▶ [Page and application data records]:
---*---
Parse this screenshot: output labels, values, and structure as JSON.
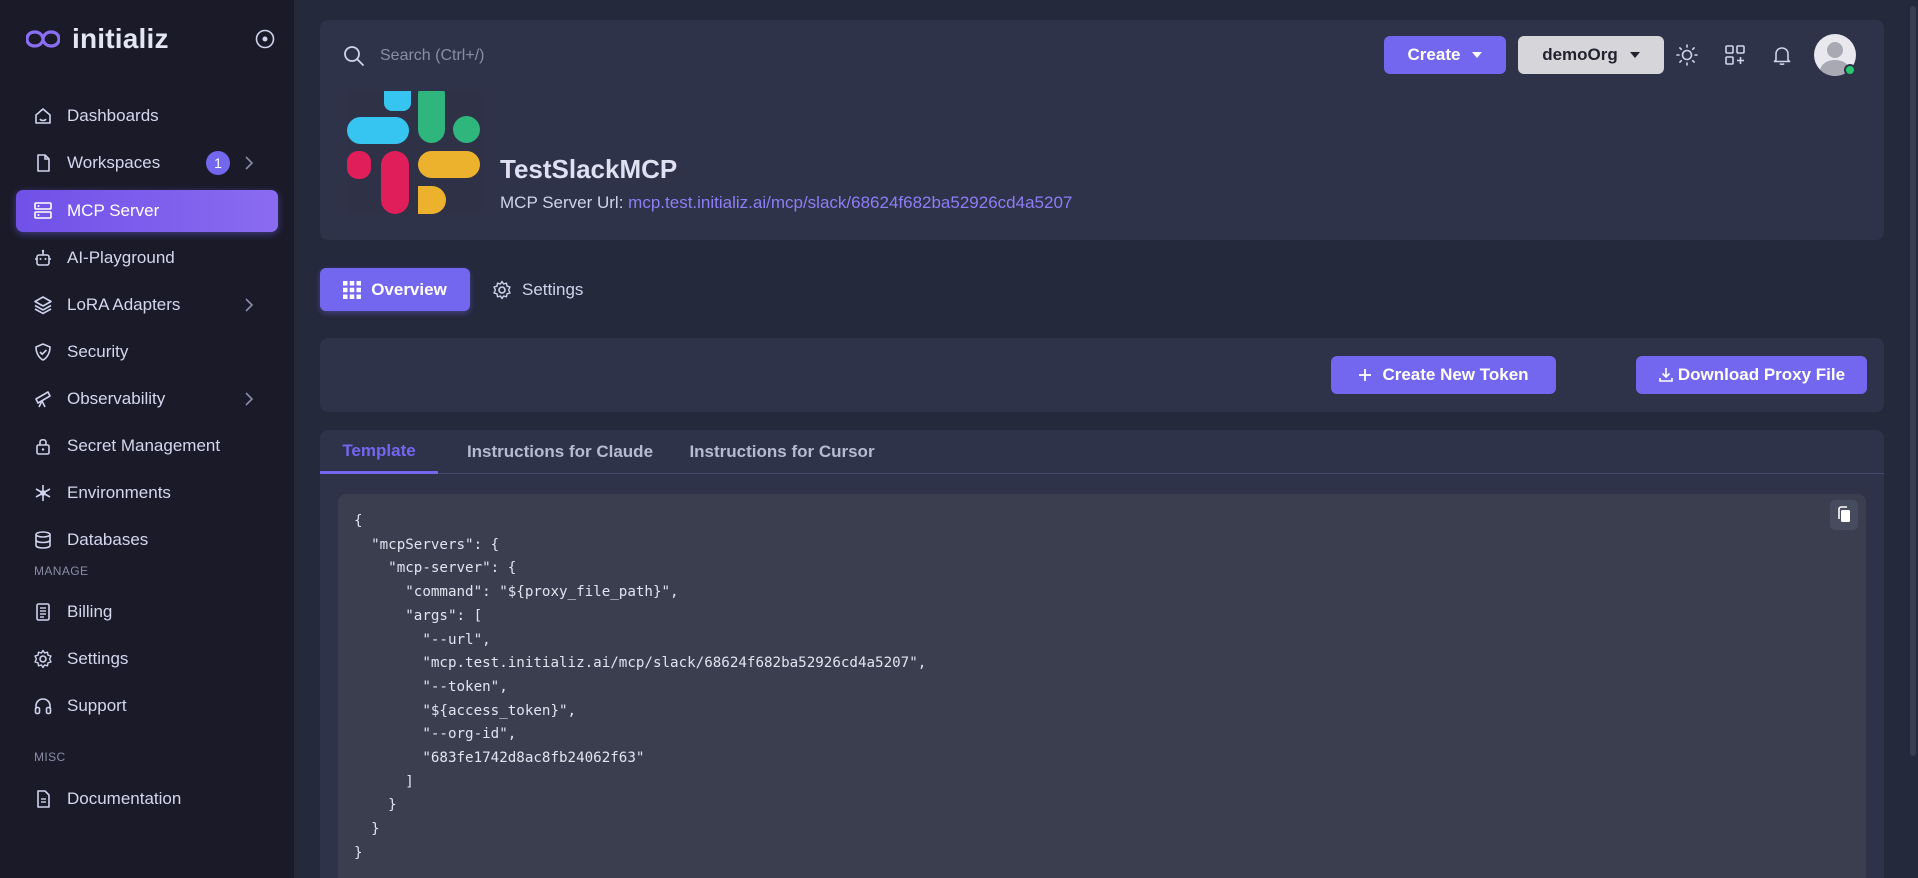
{
  "brand": {
    "name": "initializ"
  },
  "sidebar": {
    "items": [
      {
        "label": "Dashboards",
        "icon": "home-icon"
      },
      {
        "label": "Workspaces",
        "icon": "file-icon",
        "badge": "1",
        "has_children": true
      },
      {
        "label": "MCP Server",
        "icon": "server-icon",
        "active": true
      },
      {
        "label": "AI-Playground",
        "icon": "robot-icon"
      },
      {
        "label": "LoRA Adapters",
        "icon": "layers-icon",
        "has_children": true
      },
      {
        "label": "Security",
        "icon": "shield-check-icon"
      },
      {
        "label": "Observability",
        "icon": "telescope-icon",
        "has_children": true
      },
      {
        "label": "Secret Management",
        "icon": "lock-icon"
      },
      {
        "label": "Environments",
        "icon": "snowflake-icon"
      },
      {
        "label": "Databases",
        "icon": "database-icon"
      }
    ],
    "sections": {
      "manage": "MANAGE",
      "misc": "MISC"
    },
    "manage_items": [
      {
        "label": "Billing",
        "icon": "receipt-icon"
      },
      {
        "label": "Settings",
        "icon": "gear-icon"
      },
      {
        "label": "Support",
        "icon": "headphones-icon"
      }
    ],
    "misc_items": [
      {
        "label": "Documentation",
        "icon": "document-icon"
      }
    ]
  },
  "topbar": {
    "search_placeholder": "Search (Ctrl+/)",
    "create_label": "Create",
    "org_label": "demoOrg"
  },
  "server": {
    "title": "TestSlackMCP",
    "url_label": "MCP Server Url:",
    "url": "mcp.test.initializ.ai/mcp/slack/68624f682ba52926cd4a5207"
  },
  "tabs": {
    "overview": "Overview",
    "settings": "Settings"
  },
  "actions": {
    "create_token": "Create New Token",
    "download_proxy": "Download Proxy File"
  },
  "subtabs": [
    "Template",
    "Instructions for Claude",
    "Instructions for Cursor"
  ],
  "code": "{\n  \"mcpServers\": {\n    \"mcp-server\": {\n      \"command\": \"${proxy_file_path}\",\n      \"args\": [\n        \"--url\",\n        \"mcp.test.initializ.ai/mcp/slack/68624f682ba52926cd4a5207\",\n        \"--token\",\n        \"${access_token}\",\n        \"--org-id\",\n        \"683fe1742d8ac8fb24062f63\"\n      ]\n    }\n  }\n}",
  "colors": {
    "primary": "#7367f0",
    "background": "#25293c",
    "sidebar": "#1a1a28",
    "card": "#2f3349",
    "code_bg": "#3a3e4f",
    "status_online": "#28c76f"
  }
}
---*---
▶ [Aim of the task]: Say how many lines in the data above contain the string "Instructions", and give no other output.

▶ [Result for this task]: 2